***** SOURCE DATA

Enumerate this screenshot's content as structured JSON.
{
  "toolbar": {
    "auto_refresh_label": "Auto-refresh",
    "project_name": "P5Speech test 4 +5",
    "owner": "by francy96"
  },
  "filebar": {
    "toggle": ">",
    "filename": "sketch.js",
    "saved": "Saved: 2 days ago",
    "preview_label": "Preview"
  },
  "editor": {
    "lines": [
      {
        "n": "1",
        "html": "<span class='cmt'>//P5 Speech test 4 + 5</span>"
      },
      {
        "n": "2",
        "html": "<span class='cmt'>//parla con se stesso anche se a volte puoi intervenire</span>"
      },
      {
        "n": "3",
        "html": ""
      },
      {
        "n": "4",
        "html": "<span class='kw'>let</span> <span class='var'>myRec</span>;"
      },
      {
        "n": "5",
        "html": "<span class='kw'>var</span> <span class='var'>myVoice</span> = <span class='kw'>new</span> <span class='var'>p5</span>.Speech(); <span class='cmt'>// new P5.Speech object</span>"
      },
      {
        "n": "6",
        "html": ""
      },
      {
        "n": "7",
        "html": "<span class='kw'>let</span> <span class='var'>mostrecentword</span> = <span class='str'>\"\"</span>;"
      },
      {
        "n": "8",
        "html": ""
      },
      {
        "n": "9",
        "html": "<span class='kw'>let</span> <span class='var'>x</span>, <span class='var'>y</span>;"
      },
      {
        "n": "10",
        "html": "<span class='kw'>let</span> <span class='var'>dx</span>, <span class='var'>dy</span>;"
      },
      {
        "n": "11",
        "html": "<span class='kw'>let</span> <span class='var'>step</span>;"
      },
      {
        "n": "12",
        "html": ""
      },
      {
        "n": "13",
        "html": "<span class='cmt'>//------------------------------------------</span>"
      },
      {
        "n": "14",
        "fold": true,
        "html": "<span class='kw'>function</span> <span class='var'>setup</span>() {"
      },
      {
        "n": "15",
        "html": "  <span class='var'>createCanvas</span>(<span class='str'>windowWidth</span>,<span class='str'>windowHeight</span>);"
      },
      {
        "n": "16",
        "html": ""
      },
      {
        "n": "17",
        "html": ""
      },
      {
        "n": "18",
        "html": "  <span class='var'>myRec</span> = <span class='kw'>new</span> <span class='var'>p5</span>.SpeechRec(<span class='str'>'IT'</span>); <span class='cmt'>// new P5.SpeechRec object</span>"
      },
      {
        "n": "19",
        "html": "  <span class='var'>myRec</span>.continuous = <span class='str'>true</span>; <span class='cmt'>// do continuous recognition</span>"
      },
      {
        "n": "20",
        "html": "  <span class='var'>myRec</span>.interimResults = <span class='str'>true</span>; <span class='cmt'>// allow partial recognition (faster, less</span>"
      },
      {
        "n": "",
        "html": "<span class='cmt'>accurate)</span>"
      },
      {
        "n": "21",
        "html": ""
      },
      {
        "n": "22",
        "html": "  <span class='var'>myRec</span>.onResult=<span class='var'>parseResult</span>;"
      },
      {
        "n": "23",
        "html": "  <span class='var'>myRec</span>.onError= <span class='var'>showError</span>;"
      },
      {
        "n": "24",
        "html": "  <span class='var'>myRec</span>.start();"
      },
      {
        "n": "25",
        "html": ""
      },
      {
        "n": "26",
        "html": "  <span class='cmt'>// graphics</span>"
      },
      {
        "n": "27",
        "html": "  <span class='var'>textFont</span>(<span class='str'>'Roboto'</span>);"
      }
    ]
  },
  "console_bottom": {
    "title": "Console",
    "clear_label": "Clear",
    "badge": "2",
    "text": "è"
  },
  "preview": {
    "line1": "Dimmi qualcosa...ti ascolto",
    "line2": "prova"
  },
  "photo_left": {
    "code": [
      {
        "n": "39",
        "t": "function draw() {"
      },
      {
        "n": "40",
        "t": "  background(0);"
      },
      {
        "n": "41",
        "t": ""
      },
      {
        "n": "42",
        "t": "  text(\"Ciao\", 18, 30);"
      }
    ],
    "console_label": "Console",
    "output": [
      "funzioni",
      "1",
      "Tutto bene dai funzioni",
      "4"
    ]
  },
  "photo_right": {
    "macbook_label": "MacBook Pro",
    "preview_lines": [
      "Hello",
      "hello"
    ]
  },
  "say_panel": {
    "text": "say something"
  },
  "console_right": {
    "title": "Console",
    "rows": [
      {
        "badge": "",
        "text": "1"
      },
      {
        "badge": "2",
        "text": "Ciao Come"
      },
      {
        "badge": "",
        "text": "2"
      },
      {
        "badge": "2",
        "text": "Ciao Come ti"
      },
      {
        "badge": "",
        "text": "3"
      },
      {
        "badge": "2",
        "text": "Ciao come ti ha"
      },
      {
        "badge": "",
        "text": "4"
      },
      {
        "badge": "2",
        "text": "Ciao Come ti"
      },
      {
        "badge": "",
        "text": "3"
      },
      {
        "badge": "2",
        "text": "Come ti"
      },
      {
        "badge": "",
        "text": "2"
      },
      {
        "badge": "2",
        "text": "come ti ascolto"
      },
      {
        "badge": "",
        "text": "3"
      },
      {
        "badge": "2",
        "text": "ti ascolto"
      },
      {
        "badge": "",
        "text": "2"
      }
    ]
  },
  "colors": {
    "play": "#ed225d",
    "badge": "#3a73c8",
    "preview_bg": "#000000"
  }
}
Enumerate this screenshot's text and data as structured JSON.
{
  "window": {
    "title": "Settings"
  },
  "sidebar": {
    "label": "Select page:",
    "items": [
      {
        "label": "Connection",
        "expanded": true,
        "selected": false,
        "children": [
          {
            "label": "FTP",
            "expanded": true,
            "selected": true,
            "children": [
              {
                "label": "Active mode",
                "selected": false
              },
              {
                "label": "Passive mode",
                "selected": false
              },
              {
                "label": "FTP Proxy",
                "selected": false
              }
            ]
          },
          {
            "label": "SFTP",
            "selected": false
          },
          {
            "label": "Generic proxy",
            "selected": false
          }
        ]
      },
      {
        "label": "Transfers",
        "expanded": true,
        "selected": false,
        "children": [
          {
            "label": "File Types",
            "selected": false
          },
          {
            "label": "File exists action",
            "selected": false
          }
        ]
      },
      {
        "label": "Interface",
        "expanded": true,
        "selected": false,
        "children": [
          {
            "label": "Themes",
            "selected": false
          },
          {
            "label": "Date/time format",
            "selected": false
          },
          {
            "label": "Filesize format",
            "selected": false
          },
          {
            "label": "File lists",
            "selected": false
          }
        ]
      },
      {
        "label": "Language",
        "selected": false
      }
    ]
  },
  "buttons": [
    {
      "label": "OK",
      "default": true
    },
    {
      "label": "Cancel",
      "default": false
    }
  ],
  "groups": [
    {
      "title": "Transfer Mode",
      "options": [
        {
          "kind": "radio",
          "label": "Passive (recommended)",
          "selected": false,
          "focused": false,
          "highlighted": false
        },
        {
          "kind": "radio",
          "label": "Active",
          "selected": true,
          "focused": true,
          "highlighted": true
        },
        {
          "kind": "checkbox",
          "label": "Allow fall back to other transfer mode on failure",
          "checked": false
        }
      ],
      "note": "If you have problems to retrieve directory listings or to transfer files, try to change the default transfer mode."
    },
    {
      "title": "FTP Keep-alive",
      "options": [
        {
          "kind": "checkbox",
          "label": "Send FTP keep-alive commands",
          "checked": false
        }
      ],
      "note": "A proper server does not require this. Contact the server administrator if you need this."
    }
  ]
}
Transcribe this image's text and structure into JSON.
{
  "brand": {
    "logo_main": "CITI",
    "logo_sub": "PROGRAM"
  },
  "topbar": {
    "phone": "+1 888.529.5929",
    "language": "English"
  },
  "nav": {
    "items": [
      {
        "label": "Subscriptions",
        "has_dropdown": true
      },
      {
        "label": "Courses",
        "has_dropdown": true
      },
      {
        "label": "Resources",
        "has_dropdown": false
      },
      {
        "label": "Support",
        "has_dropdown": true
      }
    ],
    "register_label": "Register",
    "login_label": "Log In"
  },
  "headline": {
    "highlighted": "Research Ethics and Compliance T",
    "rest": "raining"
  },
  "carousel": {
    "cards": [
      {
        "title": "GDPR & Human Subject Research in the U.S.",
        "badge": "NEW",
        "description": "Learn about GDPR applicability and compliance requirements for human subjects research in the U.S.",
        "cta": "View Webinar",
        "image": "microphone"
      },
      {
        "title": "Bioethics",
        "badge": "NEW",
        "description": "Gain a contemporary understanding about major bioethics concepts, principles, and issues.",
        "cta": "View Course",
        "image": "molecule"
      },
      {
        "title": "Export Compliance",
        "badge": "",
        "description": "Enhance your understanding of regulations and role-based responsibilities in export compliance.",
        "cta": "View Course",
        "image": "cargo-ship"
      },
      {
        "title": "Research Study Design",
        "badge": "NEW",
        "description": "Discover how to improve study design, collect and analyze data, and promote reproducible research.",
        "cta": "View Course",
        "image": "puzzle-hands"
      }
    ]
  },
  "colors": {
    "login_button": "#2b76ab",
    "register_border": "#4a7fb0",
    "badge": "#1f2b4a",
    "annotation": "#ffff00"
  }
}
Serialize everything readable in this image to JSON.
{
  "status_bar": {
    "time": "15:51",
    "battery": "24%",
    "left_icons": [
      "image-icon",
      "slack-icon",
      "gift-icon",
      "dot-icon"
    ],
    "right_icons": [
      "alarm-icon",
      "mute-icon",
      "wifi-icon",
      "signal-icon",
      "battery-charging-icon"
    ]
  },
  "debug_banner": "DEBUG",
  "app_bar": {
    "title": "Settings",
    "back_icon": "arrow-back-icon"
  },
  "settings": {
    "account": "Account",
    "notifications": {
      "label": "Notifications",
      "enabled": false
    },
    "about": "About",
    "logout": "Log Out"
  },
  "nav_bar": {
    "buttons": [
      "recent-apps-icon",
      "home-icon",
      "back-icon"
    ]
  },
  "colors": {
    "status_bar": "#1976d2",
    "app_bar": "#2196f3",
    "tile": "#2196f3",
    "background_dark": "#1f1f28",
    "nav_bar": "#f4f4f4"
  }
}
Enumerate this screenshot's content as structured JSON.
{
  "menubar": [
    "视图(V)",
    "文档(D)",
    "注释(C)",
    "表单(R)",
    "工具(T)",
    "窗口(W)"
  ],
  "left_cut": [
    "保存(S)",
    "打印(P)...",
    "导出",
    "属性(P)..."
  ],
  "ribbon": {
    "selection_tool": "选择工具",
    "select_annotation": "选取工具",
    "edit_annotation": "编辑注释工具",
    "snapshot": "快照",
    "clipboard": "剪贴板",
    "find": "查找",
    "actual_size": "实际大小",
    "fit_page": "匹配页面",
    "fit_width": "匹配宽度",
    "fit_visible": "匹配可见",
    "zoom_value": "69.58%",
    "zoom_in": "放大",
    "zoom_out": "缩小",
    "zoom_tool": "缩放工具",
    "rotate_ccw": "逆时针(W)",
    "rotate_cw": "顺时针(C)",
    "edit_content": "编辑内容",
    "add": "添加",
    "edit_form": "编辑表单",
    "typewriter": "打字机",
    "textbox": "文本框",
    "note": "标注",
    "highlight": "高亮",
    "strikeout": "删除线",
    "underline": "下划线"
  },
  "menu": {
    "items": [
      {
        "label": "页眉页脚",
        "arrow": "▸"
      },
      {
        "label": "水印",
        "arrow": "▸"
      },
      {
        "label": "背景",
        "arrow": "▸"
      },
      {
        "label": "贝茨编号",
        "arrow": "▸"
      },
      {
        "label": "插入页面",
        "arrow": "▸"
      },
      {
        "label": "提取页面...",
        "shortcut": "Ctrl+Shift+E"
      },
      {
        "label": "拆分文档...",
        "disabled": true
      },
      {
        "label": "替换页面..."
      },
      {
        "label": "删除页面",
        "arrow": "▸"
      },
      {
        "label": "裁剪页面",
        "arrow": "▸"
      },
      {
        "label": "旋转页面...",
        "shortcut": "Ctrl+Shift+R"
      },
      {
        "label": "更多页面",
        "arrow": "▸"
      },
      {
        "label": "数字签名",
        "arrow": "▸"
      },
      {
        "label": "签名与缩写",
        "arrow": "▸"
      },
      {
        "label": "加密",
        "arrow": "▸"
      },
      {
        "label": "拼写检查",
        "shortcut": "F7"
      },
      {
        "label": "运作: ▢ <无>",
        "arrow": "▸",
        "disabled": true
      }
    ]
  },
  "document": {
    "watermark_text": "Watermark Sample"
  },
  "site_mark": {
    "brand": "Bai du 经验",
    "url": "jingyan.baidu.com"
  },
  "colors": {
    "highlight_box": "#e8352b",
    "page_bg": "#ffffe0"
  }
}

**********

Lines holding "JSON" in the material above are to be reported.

(REPLY TO THE TASK)
Enumerate this screenshot's content as structured JSON.
Enumerate this screenshot's text and data as structured JSON.
Transcribe this image's text and structure into JSON.
Serialize everything readable in this image to JSON.
Enumerate this screenshot's content as structured JSON.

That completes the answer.